The history of cats is longer than people think. It is known that they have had an intimate relationship with humans for the past 9500 years. The hypothesis is that they were probably domesticated in Egypt and surrounding Middle Eastern countries such as Persia. The reason for this is most likely to eradicate vermin, as they kept stealing the stores of grains that had been produced using developed farming technology.
Cats, with their natural hunting instincts, excelled at this task and people came to love the animals more and more. They became important to the degree that in ancient Egypt, cats were considered sacred animals and worshipped, even being mummified in some cases.
But entering the Middle Ages, the image of cats deteriorated. Europeans considered cats as signs of bad luck and the pet of witches, and proceeded to massacre all cats. As the population shrank, rats thrived with the loss of their predator and began to multiply at a rapid rate. These rats, often carrying fleas, were key players in spreading the deadly Black Plague. In other words, thanks to the massacre of cats, a third of Europe died from the Pest.
Cats are beloved animals in the modern age (dog lovers may disagree), but superstitions linking cats to bad luck still exist. In the West, black cats are believed to be bad luck and have nine lives (most likely originating from a cat’s ability to break its fall).

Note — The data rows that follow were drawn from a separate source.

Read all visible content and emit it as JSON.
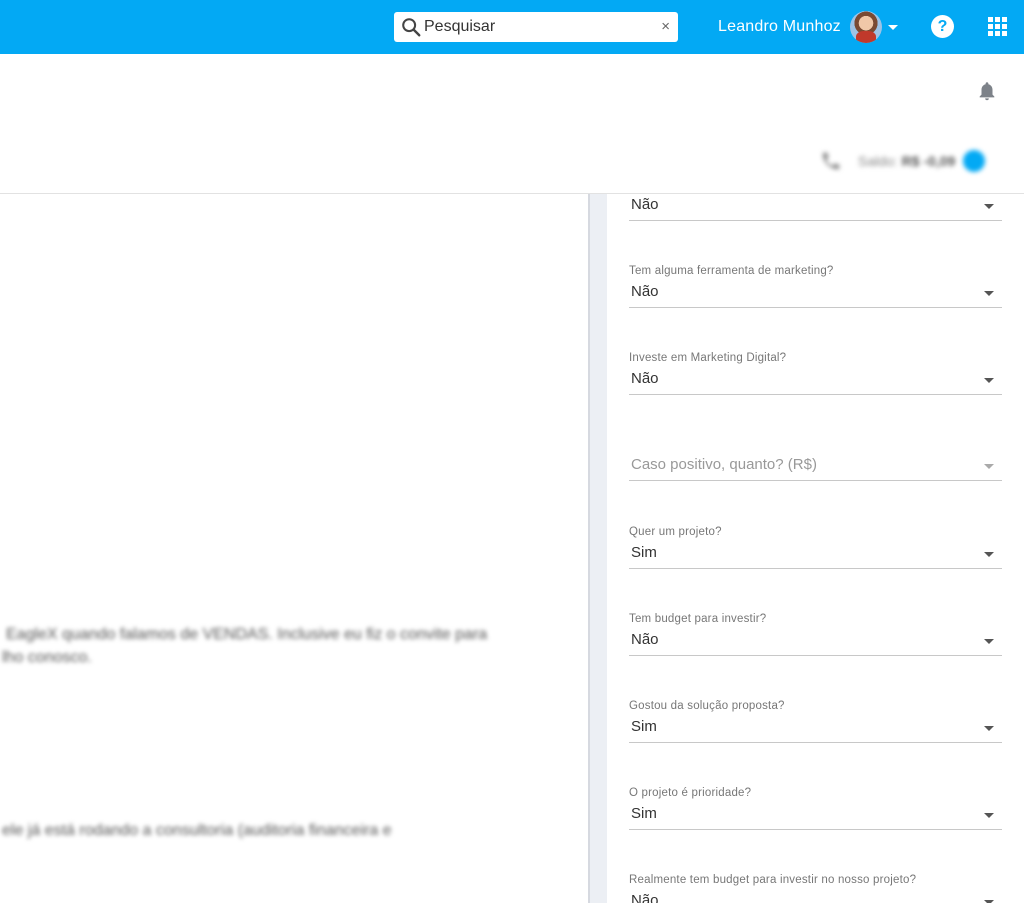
{
  "topbar": {
    "search_placeholder": "Pesquisar",
    "clear_symbol": "×",
    "user_name": "Leandro Munhoz",
    "help_symbol": "?"
  },
  "header": {
    "balance_label": "Saldo:",
    "balance_value": "R$ -0,09"
  },
  "background_text": {
    "line1": "EagleX quando falamos de VENDAS. Inclusive eu fiz o convite para",
    "line2": "lho conosco.",
    "line3": "ele já está rodando a consultoria (auditoria financeira e"
  },
  "form": {
    "fields": [
      {
        "label": "",
        "value": "Não",
        "placeholder": false
      },
      {
        "label": "Tem alguma ferramenta de marketing?",
        "value": "Não",
        "placeholder": false
      },
      {
        "label": "Investe em Marketing Digital?",
        "value": "Não",
        "placeholder": false
      },
      {
        "label": "",
        "value": "Caso positivo, quanto? (R$)",
        "placeholder": true
      },
      {
        "label": "Quer um projeto?",
        "value": "Sim",
        "placeholder": false
      },
      {
        "label": "Tem budget para investir?",
        "value": "Não",
        "placeholder": false
      },
      {
        "label": "Gostou da solução proposta?",
        "value": "Sim",
        "placeholder": false
      },
      {
        "label": "O projeto é prioridade?",
        "value": "Sim",
        "placeholder": false
      },
      {
        "label": "Realmente tem budget para investir no nosso projeto?",
        "value": "Não",
        "placeholder": false
      }
    ]
  },
  "colors": {
    "primary": "#03a9f4",
    "divider": "#eceff4"
  },
  "icons": [
    "search-icon",
    "close-icon",
    "chevron-down-icon",
    "help-icon",
    "apps-grid-icon",
    "bell-icon",
    "phone-icon"
  ]
}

But their image has much recovered and as it can be seen from characters such as Hello Kitty, they are becoming a symbol of cuteness. However, considering their close relatives such as lions and tigers represent bravery and the king of beasts, a cat’s dignity has surely fallen.